**Records for the task**
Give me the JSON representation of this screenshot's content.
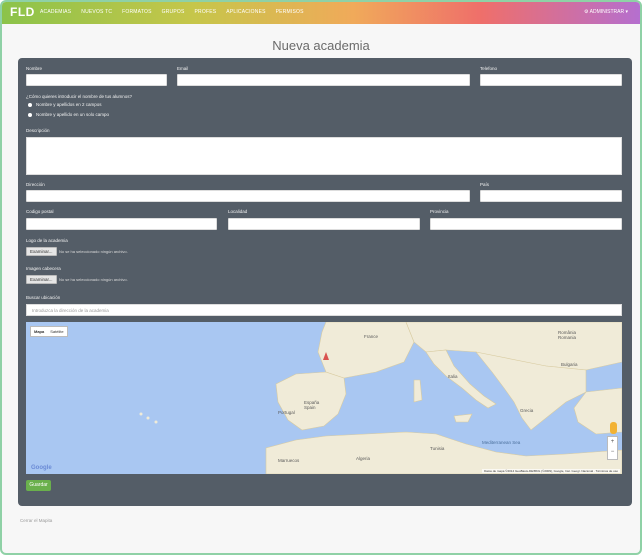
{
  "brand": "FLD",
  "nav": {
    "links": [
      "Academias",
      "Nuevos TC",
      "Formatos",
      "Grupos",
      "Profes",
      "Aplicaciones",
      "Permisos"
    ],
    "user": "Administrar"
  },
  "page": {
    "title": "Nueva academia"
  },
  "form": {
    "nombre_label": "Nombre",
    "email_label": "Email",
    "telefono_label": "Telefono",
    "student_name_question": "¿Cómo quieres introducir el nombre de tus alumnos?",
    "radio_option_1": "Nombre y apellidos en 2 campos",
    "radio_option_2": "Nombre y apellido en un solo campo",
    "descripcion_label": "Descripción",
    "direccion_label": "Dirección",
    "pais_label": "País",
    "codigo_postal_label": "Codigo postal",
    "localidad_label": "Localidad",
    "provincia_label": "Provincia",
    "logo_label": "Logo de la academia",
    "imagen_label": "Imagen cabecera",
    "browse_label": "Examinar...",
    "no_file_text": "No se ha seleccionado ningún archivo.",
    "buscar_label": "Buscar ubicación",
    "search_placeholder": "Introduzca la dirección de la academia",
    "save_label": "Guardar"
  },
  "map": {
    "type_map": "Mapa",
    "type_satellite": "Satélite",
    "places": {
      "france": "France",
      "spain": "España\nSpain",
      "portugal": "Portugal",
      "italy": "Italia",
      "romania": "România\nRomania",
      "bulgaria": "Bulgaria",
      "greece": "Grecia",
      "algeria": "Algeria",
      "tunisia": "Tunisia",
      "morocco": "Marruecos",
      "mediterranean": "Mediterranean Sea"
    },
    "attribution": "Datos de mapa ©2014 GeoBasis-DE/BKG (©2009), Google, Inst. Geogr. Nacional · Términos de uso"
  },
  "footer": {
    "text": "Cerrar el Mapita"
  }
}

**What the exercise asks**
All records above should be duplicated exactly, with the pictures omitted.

**Your response**
Give me the JSON representation of this screenshot's content.
{
  "brand": "FLD",
  "nav": {
    "links": [
      "Academias",
      "Nuevos TC",
      "Formatos",
      "Grupos",
      "Profes",
      "Aplicaciones",
      "Permisos"
    ],
    "user": "Administrar"
  },
  "page": {
    "title": "Nueva academia"
  },
  "form": {
    "nombre_label": "Nombre",
    "email_label": "Email",
    "telefono_label": "Telefono",
    "student_name_question": "¿Cómo quieres introducir el nombre de tus alumnos?",
    "radio_option_1": "Nombre y apellidos en 2 campos",
    "radio_option_2": "Nombre y apellido en un solo campo",
    "descripcion_label": "Descripción",
    "direccion_label": "Dirección",
    "pais_label": "País",
    "codigo_postal_label": "Codigo postal",
    "localidad_label": "Localidad",
    "provincia_label": "Provincia",
    "logo_label": "Logo de la academia",
    "imagen_label": "Imagen cabecera",
    "browse_label": "Examinar...",
    "no_file_text": "No se ha seleccionado ningún archivo.",
    "buscar_label": "Buscar ubicación",
    "search_placeholder": "Introduzca la dirección de la academia",
    "save_label": "Guardar"
  },
  "map": {
    "type_map": "Mapa",
    "type_satellite": "Satélite",
    "places": {
      "france": "France",
      "spain": "España\nSpain",
      "portugal": "Portugal",
      "italy": "Italia",
      "romania": "România\nRomania",
      "bulgaria": "Bulgaria",
      "greece": "Grecia",
      "algeria": "Algeria",
      "tunisia": "Tunisia",
      "morocco": "Marruecos",
      "mediterranean": "Mediterranean Sea"
    },
    "attribution": "Datos de mapa ©2014 GeoBasis-DE/BKG (©2009), Google, Inst. Geogr. Nacional · Términos de uso"
  },
  "footer": {
    "text": "Cerrar el Mapita"
  }
}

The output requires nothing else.